Unfortunately, we can’t actually go to museums in person right now, but that doesn’t mean we can’t enjoy some of their objects online.
And this little experiment turned out to be a lot of fun.
This tweet from the Yorkshire Museum in England challenged museum curators to share their creepiest objects on Twitter for everyone to enjoy.
MUSEUMS ASSEMBLE! It's time for #CURATORBATTLE! 💥
Today's theme, chosen by you, is #CreepiestObject!
We're kicking things off with this 3rd/4th century hair bun from the burial of a #Roman lady, still with the jet pins in place…
CAN YOU BEAT IT? 💥 pic.twitter.com/ntPiXDuM6v
— Yorkshire Museum (@YorkshireMuseum) April 17, 2020
And this epic curator battle turned out to be a lot of fun!
Let’s see what curators from other museums picked out of their collections to give us the creeps.
1. Anyone care for some teeth?
I’ll pass on these, thanks.

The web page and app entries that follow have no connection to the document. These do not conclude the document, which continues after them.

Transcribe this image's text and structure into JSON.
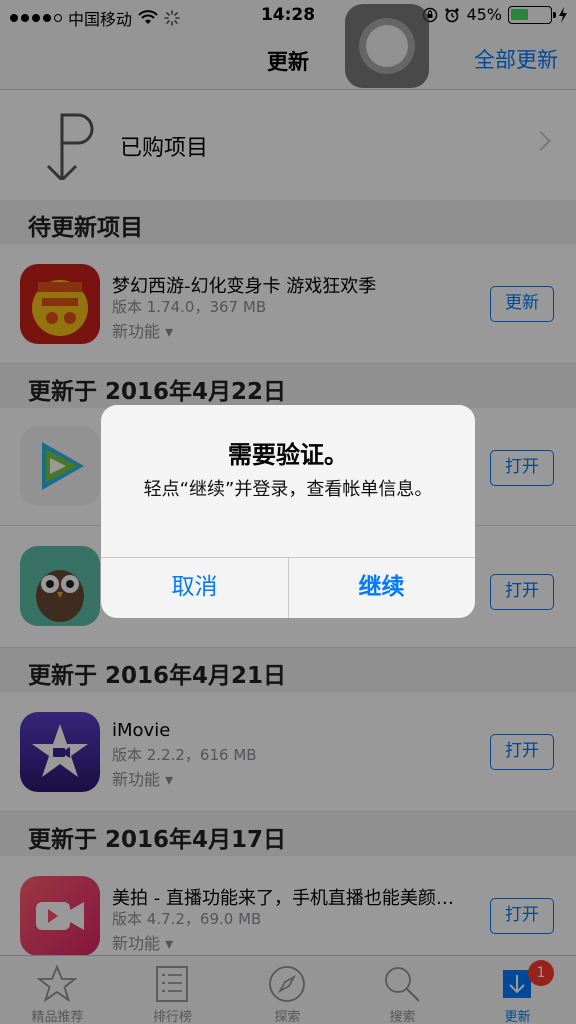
{
  "status_bar": {
    "carrier": "中国移动",
    "time": "14:28",
    "battery": "45%",
    "battery_level": 0.45
  },
  "nav": {
    "title": "更新",
    "update_all": "全部更新"
  },
  "purchased": {
    "label": "已购项目"
  },
  "sections": {
    "pending": "待更新项目",
    "apr22": "更新于 2016年4月22日",
    "apr21": "更新于 2016年4月21日",
    "apr17": "更新于 2016年4月17日"
  },
  "apps": [
    {
      "name": "梦幻西游-幻化变身卡 游戏狂欢季",
      "version": "版本 1.74.0，367 MB",
      "features": "新功能 ▾",
      "button": "更新",
      "icon": "menghuan-icon"
    },
    {
      "name": "",
      "version": "",
      "features": "",
      "button": "打开",
      "icon": "tencent-video-icon"
    },
    {
      "name": "",
      "version": "",
      "features": "",
      "button": "打开",
      "icon": "owl-icon"
    },
    {
      "name": "iMovie",
      "version": "版本 2.2.2，616 MB",
      "features": "新功能 ▾",
      "button": "打开",
      "icon": "imovie-icon"
    },
    {
      "name": "美拍 - 直播功能来了，手机直播也能美颜…",
      "version": "版本 4.7.2，69.0 MB",
      "features": "新功能 ▾",
      "button": "打开",
      "icon": "meipai-icon"
    }
  ],
  "tabs": [
    {
      "label": "精品推荐",
      "icon": "star-icon"
    },
    {
      "label": "排行榜",
      "icon": "list-icon"
    },
    {
      "label": "探索",
      "icon": "compass-icon"
    },
    {
      "label": "搜索",
      "icon": "search-icon"
    },
    {
      "label": "更新",
      "icon": "download-icon",
      "badge": "1"
    }
  ],
  "alert": {
    "title": "需要验证。",
    "message": "轻点“继续”并登录，查看帐单信息。",
    "cancel": "取消",
    "continue": "继续"
  },
  "colors": {
    "accent": "#007aff",
    "badge": "#ff3b30"
  }
}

— Ayala Museum (@ayalamuseum) April 20, 2020
2. Doesn’t look like any mermaid I’ve ever seen.
That’s some nightmare fuel right there.
— Natural Sciences NMS (@NatSciNMS) April 17, 2020
3. Crabs playing ards.
From the Victorian era.
STEP ASIDE ALL.
These are hand-made models of figures playing cards and of gold miners hauling gold nuggets to the surface. BUT the figures are made from crab’s legs and claws… Typical Victorians, they loved weird/creepy stuff. #CreepiestObject pic.twitter.com/A5NHiPGnVh
— York Castle Museum (@YorkCastle) April 17, 2020
4. This doll must be cursed.
There’s no question about it.
The #CreepiestObject in the archives of the museum I volunteer at is definitely this Victorian curse doll. Found in the brickwork of a Hereford house, the note curses a ‘Mary Ann’ to ‘never rest nor eat nor sleep’ 😬
— Emilia Franklin💀 (@emilia_osteo) April 17, 2020
5. Peas in a terrifying pod.
This will haunt your dreams.
@RedHeadedAli how can we ignore such a call to arms?
This particular item has caused a few nightmares for our followers this week.
— Norwich Castle (@NorwichCastle) April 17, 2020
6. Sooooo weird.
And downright creepy.
Just had a thought. Not our object but we did once borrow a silver snuffbox from @MuseumsUniStA that is said to contain the pubic hair of one of George IV’s mistresses.
— Fairfax House (@fairfax_house) April 17, 2020
7. Unidentified object.
It’s in a jar, so you know it’s scary.
— Nova Scotia Museum (@NS_Museum) April 17, 2020
8. For breaking evil spells.
Because you just never know…
Sheep’s heart stuck with pins and nails and strung on a loop of cord. Made in South Devon, circa 1911, “for breaking evil spells”, @Pitt_Rivers collections #CreepiestObject #CuratorBattle pic.twitter.com/z5vdCFCU4S
— Dan Hicks (@profdanhicks) April 17, 2020
9. Let’s get witchy.
Get out the pigeon heart…
— SMT Collections Team (@SMT_Collections) April 17, 2020
10. IT MOVES ON ITS OWN.
I wouldn’t allow this thing in my house. Would you?
Bringin’ our A-game for this #CURATORBATTLE! What is it? Just a CURSED CHILDREN’S TOY that we found inside the walls of a 155-year-old mansion. We call it “Wheelie” – and it MOVES ON ITS OWN: Staff put it in one place and find it in another spot later on…. #Creepiestobject pic.twitter.com/FQzMzacr8a
— PEI Museum (@PEIMuseum) April 17, 2020
11. That is disturbing.
And it looks very painful.
— Kirsty Parsons (@museum_owl) April 17, 2020
12. The grin of the executioner.
Scary stuff…sleep tight…
Turn the creep up to 💯 and check out this iron mask that was exhibited in the @TowerOfLondon as an Executioner’s Mask. However, due to its grotesque appearance, we think it’s more likely part of an elaborate scold’s bridle – an iron muzzle designed for public humiliation 😱 pic.twitter.com/1nG4mMZRex
— Royal Armouries (@Royal_Armouries) April 17, 2020
Those objects are really creepy. And pretty cool!
Now we want to hear from all of you out there.
What’s the weirdest/creepiest thing you’ve ever seen in a museum before?
Please share with us in the comments!